The high profile case between Apple and the FBI who want to access encrypted data on an iPhone could have “serious global ramifications”, says the United Nations’ High Commissioner of Human Rights, Zeid Ra’ad Al Hussein.
“In order to address a security-related issue related to encryption in one case, the authorities risk unlocking a Pandora’s Box that could have extremely damaging implications for the human rights of many millions of people, including their physical and financial security”, says Al Hussein. “I recognize this case is far from reaching a conclusion in the US courts, and urge all concerned to look not just at the merits of the case itself but also at its potential wider impact”.
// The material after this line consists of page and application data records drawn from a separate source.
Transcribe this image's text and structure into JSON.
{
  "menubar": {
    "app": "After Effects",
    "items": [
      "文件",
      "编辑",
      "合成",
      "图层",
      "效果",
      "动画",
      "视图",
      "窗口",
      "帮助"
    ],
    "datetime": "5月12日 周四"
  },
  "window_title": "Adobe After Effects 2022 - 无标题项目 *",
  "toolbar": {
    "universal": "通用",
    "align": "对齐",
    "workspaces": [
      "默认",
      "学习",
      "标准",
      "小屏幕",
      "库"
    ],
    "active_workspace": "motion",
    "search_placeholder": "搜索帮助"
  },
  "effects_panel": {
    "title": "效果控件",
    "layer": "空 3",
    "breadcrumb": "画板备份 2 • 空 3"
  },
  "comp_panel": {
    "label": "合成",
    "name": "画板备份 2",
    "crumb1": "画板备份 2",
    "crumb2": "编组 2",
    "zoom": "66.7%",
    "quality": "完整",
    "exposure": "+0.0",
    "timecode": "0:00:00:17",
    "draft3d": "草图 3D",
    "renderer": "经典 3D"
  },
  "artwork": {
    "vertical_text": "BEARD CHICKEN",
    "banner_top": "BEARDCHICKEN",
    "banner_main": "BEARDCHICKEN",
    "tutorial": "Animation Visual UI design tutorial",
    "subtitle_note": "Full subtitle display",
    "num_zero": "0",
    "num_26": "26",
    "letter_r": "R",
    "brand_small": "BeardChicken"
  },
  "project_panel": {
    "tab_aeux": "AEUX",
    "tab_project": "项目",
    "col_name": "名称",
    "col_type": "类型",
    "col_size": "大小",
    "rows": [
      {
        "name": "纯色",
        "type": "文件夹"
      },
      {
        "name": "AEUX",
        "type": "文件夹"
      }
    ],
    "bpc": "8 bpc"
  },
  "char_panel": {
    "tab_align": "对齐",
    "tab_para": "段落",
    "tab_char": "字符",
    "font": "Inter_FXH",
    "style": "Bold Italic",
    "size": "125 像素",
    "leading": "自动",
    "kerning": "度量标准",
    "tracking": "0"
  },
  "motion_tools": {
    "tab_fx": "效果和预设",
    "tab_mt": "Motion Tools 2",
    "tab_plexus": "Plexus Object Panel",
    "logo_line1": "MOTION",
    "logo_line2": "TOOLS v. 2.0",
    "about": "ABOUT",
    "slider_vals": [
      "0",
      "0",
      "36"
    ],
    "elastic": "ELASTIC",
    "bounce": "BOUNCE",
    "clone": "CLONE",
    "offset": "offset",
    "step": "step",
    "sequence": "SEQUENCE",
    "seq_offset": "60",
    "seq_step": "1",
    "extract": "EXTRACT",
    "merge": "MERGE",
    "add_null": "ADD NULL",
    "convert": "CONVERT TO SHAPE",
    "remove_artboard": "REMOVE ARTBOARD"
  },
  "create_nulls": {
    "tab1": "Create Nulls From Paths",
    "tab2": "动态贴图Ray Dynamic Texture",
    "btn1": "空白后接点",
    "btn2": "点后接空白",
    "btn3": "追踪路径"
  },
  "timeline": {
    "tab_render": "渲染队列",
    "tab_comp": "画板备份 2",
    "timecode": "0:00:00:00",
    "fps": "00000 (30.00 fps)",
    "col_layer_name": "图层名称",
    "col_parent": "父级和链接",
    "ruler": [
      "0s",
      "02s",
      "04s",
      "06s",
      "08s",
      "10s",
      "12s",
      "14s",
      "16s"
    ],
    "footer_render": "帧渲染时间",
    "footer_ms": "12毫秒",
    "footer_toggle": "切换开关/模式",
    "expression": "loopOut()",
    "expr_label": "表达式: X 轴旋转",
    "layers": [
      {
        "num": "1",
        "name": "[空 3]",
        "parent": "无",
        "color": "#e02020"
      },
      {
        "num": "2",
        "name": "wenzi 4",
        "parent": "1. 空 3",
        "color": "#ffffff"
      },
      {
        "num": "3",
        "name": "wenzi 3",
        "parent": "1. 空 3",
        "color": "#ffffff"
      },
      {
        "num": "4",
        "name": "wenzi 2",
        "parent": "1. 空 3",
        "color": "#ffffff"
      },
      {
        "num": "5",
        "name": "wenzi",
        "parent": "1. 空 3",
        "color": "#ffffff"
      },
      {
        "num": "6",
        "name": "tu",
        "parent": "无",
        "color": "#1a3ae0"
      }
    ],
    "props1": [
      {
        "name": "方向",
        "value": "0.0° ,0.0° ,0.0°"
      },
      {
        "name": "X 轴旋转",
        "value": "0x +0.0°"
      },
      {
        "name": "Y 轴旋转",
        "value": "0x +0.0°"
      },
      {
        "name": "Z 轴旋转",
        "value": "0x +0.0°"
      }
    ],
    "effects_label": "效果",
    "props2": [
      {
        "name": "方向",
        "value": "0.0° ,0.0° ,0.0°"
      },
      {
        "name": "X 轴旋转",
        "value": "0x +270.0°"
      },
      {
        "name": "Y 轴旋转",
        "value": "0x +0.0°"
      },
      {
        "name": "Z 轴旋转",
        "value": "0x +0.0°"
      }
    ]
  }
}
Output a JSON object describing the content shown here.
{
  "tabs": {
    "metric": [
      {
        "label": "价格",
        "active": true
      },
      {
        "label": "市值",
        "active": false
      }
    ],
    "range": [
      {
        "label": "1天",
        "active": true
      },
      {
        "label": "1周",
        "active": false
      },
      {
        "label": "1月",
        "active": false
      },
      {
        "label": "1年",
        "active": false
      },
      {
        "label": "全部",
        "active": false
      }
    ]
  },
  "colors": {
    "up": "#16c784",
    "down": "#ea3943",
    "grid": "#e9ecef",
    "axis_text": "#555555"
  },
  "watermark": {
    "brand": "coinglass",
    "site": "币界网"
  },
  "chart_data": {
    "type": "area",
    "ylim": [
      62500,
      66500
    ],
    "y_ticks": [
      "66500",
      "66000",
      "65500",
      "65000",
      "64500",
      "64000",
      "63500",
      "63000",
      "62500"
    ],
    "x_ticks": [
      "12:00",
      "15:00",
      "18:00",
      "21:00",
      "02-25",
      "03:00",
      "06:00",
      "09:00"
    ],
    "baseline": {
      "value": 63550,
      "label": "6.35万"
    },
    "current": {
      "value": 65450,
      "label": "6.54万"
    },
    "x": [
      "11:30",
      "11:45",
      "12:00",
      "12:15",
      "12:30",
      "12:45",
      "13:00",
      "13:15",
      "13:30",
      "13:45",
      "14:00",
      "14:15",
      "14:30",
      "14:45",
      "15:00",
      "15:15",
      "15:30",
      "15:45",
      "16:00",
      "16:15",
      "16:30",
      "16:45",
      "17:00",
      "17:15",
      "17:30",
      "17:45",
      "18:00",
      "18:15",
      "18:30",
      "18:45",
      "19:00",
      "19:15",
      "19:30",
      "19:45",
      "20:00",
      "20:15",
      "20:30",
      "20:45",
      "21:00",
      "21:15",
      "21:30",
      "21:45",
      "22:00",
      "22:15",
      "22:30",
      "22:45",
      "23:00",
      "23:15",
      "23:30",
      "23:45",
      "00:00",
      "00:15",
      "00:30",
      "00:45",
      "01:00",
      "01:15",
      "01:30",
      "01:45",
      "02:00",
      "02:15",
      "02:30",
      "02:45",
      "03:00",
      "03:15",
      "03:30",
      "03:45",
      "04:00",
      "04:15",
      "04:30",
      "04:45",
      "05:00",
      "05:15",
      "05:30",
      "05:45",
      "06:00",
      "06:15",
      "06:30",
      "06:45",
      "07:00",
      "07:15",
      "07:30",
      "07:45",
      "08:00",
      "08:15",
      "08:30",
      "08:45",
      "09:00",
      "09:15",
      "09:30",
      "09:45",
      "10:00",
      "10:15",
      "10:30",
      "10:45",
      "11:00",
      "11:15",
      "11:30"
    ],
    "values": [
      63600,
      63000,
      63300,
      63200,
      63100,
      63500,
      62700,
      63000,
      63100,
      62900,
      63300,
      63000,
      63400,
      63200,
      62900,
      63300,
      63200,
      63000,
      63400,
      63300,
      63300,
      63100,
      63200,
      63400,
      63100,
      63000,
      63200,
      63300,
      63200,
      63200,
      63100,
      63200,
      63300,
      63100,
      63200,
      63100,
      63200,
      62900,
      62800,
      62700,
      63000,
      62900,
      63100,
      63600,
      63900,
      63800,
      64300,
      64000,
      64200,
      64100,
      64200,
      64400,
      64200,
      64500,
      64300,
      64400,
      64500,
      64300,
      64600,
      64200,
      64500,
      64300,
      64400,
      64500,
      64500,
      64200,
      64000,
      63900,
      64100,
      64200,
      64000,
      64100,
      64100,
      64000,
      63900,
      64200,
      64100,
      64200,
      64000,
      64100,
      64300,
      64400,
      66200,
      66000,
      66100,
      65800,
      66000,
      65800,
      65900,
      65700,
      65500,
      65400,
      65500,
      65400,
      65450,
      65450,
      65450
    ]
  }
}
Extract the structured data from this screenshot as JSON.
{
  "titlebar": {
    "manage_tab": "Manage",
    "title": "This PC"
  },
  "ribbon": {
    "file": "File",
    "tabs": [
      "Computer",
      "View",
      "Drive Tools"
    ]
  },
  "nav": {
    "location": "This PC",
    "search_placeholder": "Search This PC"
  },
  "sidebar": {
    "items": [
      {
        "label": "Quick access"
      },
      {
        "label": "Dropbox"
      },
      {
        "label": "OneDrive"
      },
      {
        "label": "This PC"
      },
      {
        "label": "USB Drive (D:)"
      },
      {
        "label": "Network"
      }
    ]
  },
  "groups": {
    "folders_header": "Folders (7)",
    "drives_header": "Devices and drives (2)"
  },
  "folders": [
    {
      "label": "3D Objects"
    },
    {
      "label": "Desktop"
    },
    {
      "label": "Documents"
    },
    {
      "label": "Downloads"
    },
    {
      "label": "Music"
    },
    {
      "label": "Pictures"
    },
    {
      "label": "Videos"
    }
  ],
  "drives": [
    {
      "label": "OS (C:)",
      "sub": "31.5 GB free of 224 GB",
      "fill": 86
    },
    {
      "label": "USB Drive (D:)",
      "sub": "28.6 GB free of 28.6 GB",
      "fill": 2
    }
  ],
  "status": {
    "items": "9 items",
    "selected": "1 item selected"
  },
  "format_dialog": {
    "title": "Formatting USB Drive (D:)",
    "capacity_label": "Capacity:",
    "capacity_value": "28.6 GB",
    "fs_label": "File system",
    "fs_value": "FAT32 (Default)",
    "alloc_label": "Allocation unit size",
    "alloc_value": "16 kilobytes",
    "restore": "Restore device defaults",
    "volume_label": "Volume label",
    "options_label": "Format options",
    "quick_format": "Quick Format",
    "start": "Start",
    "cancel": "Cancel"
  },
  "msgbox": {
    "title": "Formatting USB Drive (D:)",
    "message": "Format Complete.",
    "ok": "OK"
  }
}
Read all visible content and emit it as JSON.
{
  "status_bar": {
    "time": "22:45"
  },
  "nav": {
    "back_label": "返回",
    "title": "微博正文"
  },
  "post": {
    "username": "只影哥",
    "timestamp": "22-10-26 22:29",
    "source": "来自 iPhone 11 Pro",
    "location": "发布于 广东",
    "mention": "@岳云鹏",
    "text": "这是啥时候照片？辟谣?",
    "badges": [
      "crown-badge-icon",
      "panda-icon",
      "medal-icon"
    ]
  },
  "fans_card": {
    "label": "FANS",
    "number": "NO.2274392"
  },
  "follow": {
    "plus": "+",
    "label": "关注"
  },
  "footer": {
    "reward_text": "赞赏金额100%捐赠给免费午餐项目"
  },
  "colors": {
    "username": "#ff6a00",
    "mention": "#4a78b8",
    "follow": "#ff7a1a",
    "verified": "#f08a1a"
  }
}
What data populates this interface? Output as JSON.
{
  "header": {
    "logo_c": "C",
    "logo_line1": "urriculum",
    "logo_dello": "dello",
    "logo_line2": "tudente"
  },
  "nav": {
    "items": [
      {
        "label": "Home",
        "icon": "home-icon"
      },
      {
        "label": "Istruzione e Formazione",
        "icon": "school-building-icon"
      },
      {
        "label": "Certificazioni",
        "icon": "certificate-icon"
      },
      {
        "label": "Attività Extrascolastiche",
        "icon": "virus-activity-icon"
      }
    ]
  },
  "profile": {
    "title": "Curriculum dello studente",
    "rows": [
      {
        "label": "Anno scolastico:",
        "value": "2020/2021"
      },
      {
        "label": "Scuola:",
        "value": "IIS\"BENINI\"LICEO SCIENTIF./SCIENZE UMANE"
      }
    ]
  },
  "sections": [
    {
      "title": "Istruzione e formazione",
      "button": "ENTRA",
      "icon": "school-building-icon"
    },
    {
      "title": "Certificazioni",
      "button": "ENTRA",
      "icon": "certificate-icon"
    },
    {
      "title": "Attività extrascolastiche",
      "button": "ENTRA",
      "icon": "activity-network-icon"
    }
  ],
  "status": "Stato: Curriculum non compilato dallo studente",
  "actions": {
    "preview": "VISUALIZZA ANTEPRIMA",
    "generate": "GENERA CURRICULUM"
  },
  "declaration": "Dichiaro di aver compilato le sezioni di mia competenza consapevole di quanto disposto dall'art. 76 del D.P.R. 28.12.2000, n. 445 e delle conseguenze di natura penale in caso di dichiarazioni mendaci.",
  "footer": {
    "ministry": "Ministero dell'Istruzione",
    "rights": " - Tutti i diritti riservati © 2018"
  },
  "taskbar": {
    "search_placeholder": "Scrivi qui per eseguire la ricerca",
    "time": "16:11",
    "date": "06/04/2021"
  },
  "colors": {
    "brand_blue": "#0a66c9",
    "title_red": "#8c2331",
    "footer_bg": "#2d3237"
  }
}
Al Hussein’s comments came on Friday, just as the San Bernadino Chief Deputy District filed new briefs stating that the iPhone in the ongoing case could contain “a lying dormant cyber pathogen that endangers San Bernadino’s infrastructure”, and so should be given access to prevent such a situation. Despite the fact that the term “cyber pathogen” makes little sense and hasn’t been used in relation to cyber security until now.
Even though the United Nations believes private businesses should help authorities investigating such crimes, Al Hussein says the case isn’t about Apple, it’s about customers of every smartphone maker and users of all digital services.
“This was an abominable crime, and no one involved in aiding or abetting it should escape the law. But this case is not about a company – and its supporters – seeking to protect criminals and terrorists, it is about where a key red line necessary to safeguard all of us from criminals and repression should be set”.
Larry Banks is a keen follower of technology and finance. He has worked for a variety of online publications, writing about a diverse range of topics including mobile networks, patents, and Internet video delivery technologies.